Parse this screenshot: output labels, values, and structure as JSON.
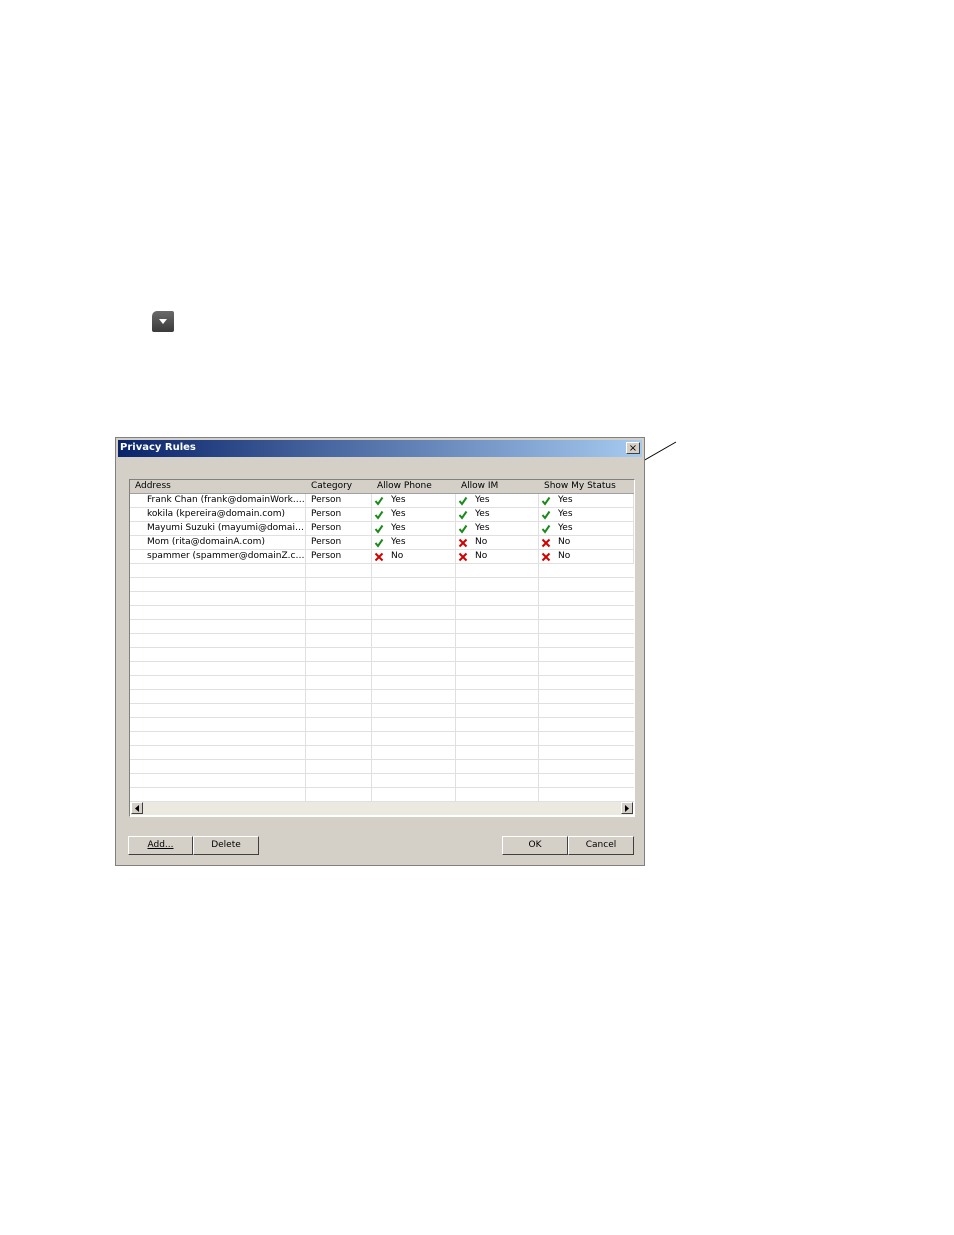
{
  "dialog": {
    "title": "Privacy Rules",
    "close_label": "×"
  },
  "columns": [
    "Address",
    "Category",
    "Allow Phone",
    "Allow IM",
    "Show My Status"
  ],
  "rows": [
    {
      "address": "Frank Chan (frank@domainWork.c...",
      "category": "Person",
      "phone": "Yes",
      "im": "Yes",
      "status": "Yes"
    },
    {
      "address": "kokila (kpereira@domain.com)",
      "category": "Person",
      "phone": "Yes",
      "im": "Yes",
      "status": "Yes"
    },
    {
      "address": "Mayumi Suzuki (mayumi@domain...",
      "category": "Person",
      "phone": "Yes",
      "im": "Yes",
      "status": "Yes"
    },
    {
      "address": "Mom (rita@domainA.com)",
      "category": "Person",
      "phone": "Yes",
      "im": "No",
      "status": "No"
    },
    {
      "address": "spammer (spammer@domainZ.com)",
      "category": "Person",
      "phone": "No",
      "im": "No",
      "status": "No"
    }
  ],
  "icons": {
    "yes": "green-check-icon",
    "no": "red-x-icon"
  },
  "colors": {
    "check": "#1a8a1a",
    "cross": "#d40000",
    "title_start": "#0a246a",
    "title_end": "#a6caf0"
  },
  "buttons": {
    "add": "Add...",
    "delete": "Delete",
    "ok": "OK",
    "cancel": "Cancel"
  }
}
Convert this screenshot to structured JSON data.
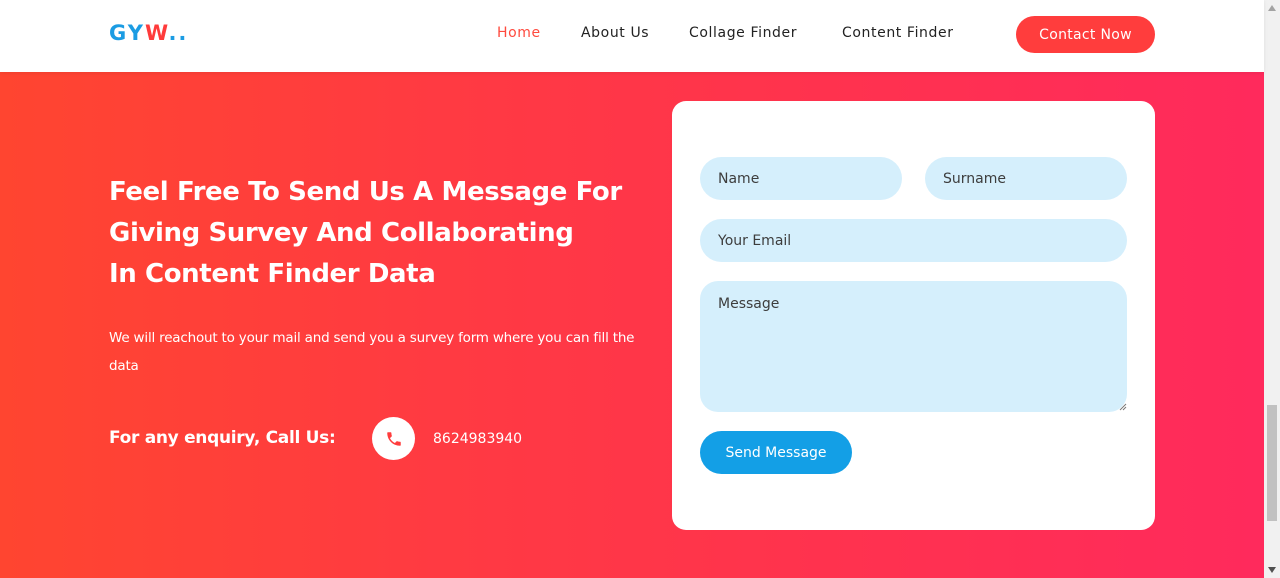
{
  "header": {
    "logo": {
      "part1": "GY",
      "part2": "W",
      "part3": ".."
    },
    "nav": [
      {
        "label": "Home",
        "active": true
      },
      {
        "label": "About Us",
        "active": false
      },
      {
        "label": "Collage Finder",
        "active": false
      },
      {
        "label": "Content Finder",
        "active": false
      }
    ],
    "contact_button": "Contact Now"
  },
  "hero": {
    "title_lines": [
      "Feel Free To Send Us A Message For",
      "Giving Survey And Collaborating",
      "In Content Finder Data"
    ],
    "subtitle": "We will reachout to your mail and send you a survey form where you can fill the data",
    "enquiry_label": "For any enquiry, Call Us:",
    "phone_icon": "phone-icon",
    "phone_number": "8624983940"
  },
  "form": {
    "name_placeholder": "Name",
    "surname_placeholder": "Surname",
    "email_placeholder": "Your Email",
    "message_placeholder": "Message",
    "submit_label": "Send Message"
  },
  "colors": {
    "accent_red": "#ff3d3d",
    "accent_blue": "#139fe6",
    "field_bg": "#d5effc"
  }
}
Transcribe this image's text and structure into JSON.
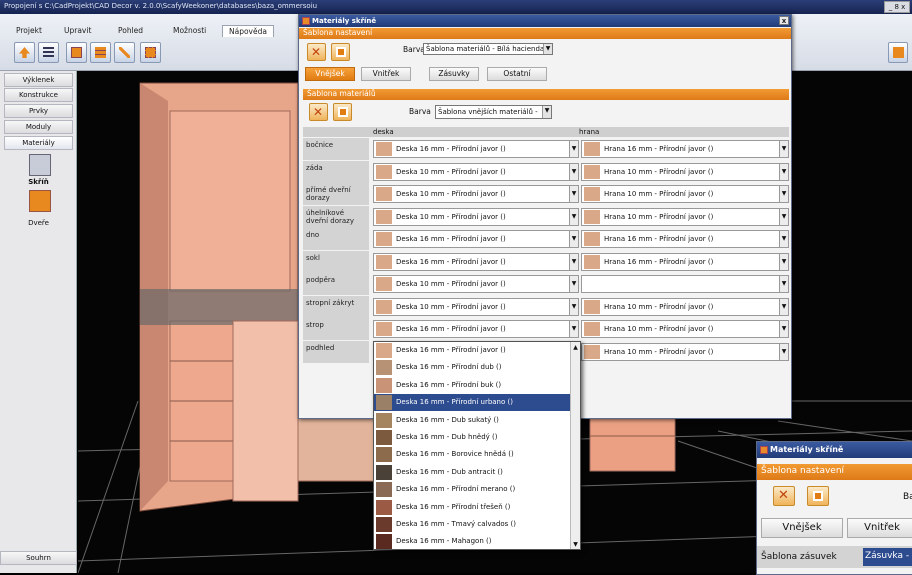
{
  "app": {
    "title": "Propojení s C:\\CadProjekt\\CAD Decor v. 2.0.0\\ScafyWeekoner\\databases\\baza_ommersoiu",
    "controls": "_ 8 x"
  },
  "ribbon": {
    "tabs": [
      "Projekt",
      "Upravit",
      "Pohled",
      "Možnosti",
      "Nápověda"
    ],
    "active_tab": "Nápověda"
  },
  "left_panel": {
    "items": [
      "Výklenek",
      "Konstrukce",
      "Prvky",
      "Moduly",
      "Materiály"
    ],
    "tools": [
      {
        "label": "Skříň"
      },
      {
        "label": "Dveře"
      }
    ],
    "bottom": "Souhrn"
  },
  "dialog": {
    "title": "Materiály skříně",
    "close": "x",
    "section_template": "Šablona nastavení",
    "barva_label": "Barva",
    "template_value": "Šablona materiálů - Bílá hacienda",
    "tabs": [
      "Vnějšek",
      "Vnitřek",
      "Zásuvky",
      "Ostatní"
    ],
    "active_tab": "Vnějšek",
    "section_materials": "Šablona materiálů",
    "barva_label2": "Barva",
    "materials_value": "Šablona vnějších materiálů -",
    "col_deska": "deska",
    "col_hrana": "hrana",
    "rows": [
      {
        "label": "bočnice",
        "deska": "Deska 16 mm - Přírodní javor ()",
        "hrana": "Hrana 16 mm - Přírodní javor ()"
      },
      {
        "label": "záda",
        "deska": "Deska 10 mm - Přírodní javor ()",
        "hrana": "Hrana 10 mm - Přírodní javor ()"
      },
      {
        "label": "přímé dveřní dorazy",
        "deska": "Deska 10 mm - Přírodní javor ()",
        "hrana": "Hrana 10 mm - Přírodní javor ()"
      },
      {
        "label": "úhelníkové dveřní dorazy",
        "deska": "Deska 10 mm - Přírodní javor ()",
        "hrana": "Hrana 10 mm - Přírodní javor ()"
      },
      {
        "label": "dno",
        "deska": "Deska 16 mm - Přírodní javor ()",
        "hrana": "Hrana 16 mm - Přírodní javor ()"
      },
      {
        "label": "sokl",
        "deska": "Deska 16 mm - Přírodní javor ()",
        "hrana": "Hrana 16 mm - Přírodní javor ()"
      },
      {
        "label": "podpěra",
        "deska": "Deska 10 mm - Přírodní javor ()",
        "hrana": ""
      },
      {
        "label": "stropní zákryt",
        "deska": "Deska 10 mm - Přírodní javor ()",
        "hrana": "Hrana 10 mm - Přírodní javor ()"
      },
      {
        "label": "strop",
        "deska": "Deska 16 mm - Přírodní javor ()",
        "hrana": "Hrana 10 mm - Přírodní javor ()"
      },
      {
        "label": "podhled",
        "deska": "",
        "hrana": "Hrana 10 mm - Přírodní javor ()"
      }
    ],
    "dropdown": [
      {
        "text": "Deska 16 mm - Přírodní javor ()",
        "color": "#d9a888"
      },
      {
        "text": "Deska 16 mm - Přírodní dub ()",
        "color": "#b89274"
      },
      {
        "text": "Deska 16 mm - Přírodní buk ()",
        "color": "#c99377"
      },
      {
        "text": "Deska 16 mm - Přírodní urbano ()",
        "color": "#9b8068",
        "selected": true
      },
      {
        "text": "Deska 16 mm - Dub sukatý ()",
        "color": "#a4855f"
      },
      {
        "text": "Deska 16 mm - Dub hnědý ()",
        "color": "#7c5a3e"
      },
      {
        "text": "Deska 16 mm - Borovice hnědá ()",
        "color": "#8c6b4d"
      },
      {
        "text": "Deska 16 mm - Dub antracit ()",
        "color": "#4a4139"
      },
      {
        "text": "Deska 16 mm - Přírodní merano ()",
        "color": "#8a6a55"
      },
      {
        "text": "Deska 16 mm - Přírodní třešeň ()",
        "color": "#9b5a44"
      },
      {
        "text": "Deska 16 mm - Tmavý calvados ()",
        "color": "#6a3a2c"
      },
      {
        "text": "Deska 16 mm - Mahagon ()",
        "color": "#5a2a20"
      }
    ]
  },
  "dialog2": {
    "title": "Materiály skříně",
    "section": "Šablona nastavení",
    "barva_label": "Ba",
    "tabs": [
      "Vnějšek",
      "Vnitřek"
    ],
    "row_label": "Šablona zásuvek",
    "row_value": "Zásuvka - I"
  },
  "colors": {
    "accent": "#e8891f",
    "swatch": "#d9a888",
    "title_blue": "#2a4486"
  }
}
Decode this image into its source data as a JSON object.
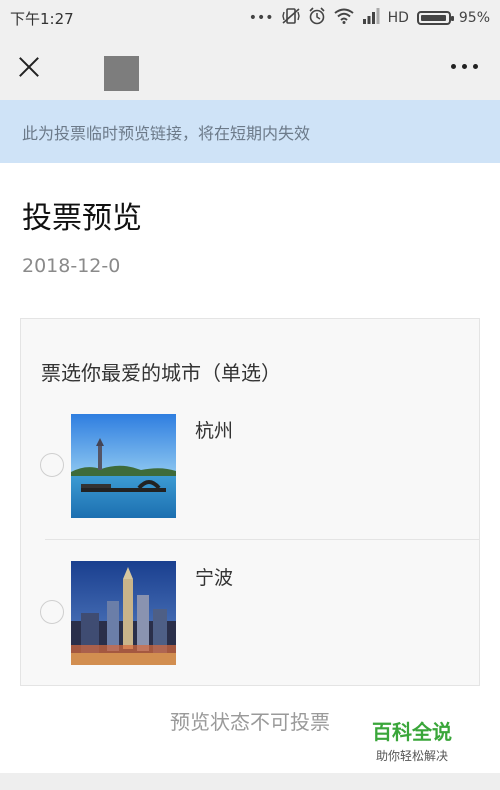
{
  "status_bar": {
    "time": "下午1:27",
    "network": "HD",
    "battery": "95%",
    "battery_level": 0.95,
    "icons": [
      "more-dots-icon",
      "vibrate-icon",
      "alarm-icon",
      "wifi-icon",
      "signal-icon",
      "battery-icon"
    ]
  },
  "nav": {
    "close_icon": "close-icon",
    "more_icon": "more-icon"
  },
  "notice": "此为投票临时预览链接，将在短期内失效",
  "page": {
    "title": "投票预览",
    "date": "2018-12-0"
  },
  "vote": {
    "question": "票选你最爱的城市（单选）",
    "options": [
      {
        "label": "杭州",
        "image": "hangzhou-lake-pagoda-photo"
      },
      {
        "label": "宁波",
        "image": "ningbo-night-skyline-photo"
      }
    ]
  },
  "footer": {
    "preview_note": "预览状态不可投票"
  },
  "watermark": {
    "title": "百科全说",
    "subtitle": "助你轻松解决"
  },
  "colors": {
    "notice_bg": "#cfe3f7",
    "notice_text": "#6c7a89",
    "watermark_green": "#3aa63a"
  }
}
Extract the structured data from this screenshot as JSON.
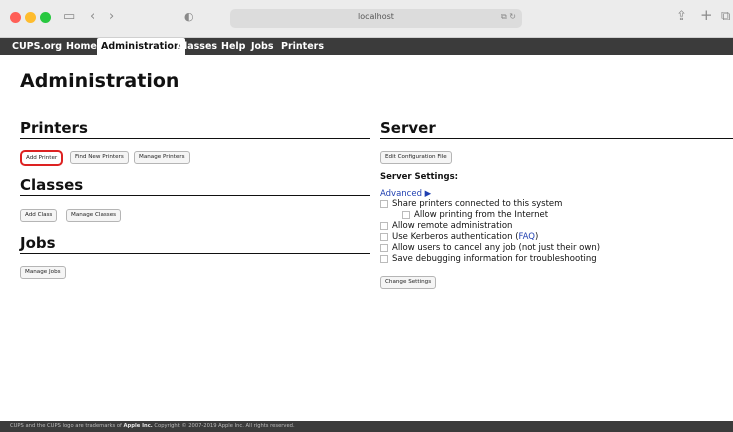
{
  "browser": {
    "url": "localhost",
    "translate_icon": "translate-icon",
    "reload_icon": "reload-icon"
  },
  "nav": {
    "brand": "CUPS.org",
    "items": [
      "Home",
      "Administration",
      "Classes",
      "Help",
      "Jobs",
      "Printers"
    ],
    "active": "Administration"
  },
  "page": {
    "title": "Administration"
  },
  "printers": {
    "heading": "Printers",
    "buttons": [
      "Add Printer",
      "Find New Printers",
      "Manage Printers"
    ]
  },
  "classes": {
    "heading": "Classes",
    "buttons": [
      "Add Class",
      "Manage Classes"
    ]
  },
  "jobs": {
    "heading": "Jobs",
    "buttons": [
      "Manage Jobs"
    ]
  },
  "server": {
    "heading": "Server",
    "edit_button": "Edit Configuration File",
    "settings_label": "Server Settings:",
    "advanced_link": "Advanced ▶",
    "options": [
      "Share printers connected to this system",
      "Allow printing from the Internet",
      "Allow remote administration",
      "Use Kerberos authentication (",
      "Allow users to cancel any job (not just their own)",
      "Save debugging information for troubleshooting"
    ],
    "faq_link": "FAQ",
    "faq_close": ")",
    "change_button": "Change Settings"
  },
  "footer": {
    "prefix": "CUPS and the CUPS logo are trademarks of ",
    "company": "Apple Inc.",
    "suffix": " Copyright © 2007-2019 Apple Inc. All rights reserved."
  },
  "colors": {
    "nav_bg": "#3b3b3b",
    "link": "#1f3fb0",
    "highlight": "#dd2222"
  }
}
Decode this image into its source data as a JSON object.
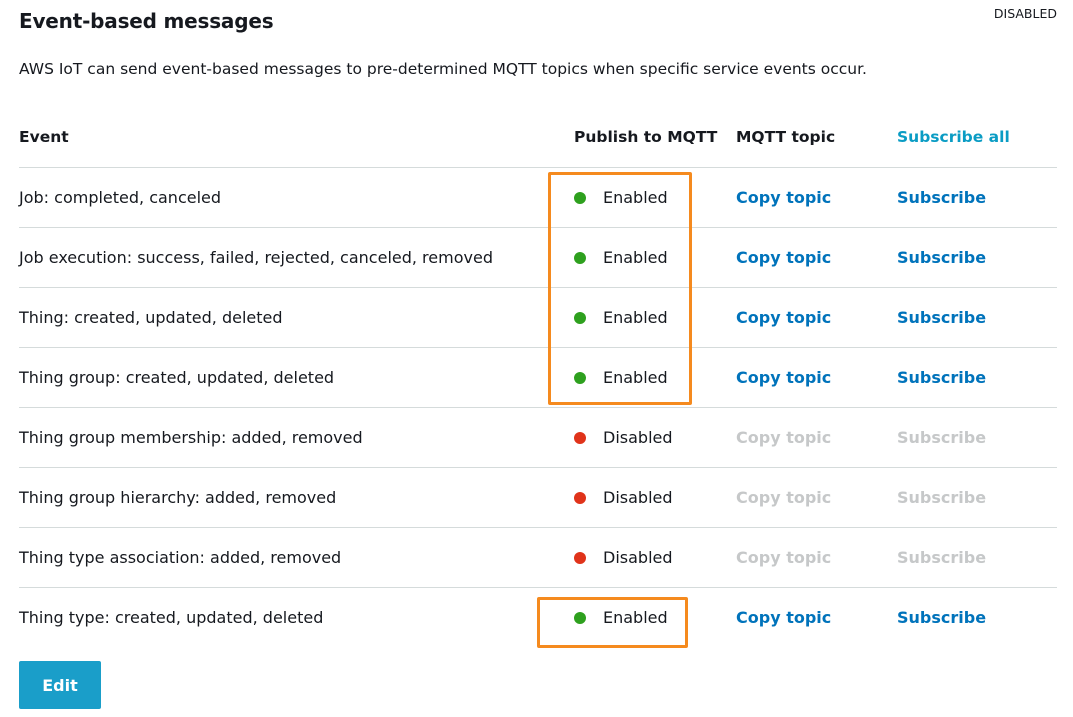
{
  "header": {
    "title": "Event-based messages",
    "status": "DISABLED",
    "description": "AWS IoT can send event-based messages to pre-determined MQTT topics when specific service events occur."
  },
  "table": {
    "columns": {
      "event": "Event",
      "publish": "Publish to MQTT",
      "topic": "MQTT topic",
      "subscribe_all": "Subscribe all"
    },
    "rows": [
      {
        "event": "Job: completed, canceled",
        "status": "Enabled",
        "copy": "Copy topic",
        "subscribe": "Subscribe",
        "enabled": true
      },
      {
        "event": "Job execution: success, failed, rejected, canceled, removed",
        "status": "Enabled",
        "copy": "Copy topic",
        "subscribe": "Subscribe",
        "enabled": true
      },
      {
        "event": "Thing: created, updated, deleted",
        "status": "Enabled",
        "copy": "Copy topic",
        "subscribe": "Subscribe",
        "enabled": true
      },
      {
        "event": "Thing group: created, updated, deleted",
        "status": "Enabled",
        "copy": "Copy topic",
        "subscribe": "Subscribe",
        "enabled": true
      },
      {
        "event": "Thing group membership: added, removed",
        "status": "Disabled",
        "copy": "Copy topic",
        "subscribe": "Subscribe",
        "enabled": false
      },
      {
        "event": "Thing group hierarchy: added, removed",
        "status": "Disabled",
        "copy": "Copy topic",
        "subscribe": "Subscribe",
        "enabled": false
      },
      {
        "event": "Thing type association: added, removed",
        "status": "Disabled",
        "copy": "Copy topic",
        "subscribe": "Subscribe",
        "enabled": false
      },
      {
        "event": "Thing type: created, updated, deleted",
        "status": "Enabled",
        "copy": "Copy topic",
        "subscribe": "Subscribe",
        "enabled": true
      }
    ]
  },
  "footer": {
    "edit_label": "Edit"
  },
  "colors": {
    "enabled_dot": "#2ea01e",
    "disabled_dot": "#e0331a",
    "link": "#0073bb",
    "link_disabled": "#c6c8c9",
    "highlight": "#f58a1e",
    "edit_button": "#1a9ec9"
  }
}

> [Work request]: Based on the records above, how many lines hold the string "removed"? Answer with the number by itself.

> [Solution to the exercise]: 4